John and I live in Melbourne, Australia with our daughter and her family several months of the year. Since our son’s death by overdose from heroin 5 years ago, we have become interested in and involved with some of the Alcohol and Other Drug (AOD) programs there. We also receive news reports on current trends etc.
What is interesting to me is the contrast between the Australian approach to AOD use and the American approach. Australians accept that there will be drug and alcohol abuse in their society and therefore speak openly and candidly about it. A recent newsletter (Dec. 13, 2019) from VAADA (Victorian Alcohol and Drug Association) is a perfect example of their approach. It was an alert about “ increasing numbers of reports about very strong heroin in Melbourne, which has resulted in an increase in accidental overdoses.”
The alert asks providers in the AOD sector to alert their clients (heroin users) to this problem and to be careful and look out for their fellow users. They also urge providers to share specific harm reduction information to help reduce the risk of overdose, such as: get naloxone and keep it handy; try not to mix drugs (there is a lot of methamphetamine use mixed with heroin/opioid use); be smart about your tolerance, knowing it can change if you haven’t used for even a few days; and try not to use alone or in an unfamiliar place where you wouldn’t get help if you do overdose (which was the case for our son).
Continue reading “Benefits of Public Dialogue”
Last weekend, my husband and I were part of the 30th annual All Souls Procession here in Tucson. It is part of the Mexican & Latin American celebration of El Diá de los Muertos (The Day of the Dead – see link below for an article about it). November 1st & 2nd are set aside to gather as a community to show our love and respect for our loved ones who have died. I have heard that Tucson’s celebration is one of the largest in America with about 100,000 people.
While John and & were walking, carrying a large photo poster of our son decorated with marigold-colored trim & lights, a woman in the procession came up to us and asked John, “Who is that?” John responded, “This is our son who died of a heroin overdose at 25.” The woman’s face froze for a few moments as we continued walking, then she looked down and turned to walk away as she said in a low voice with a pained look on her face, “My daughter is an addict.”
We don’t know why this woman was drawn to come up to us and ask that question, Continue reading “Celebrating our Dead & Death to Stigma”
August 2nd was the 5th anniversary of our son, John Leif’s, death by overdose from heroin. As we look back over the years, there is so much information available now than there was for the families of young people addicted to opioids in the early years of this century. So much we wish we had done differently with this son of our hearts – if we had only known.
In the early years of his addiction and recovery programs, we learned how co-dependency and enabling went part and parcel with alcoholism and addiction in family systems.
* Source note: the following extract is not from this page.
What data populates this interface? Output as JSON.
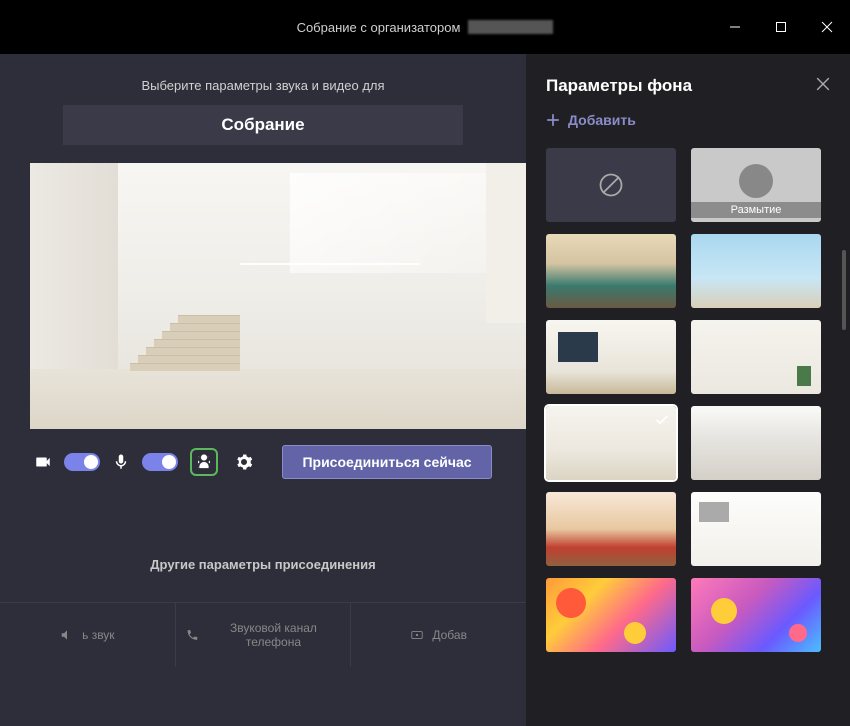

We read all we could about it and worked hard to change from enabling and need-based love to detaching and loving with “tough love.” Sadly, as we now understand, tough love does not work for opioid addiction, because as Dr. Nora Volkow, director of the National Institute on Drug Abuse, says: “The concept of letting children hit bottom with opioids is not the best strategy, because in hitting bottom they may die.” Continue reading “What We Wish We Had Known…”
In March, I wrote a blog about fentanyl that featured a poem by Carol Bialock: Breathing Under Water. I knew almost nothing about the author other than that she was clearly a deep thinker and an excellent poet. After that post, I was contacted by Fernwood Press, to let me know that for Carol’s upcoming 90th birthday, they were publishing a collection of her poems.
I have since learned more about this remarkable woman who was a sister of the Society of the Sacred Heart in Chile and a lifelong activist for human rights. (To learn more about her, please go to www.CarolBialock.com.) I want to share some highlights from Coral Castles, her newly published book.
I am no poet and I confess, I struggle when reading most poetry – I do better hearing a Continue reading “Poetry – for all our needs”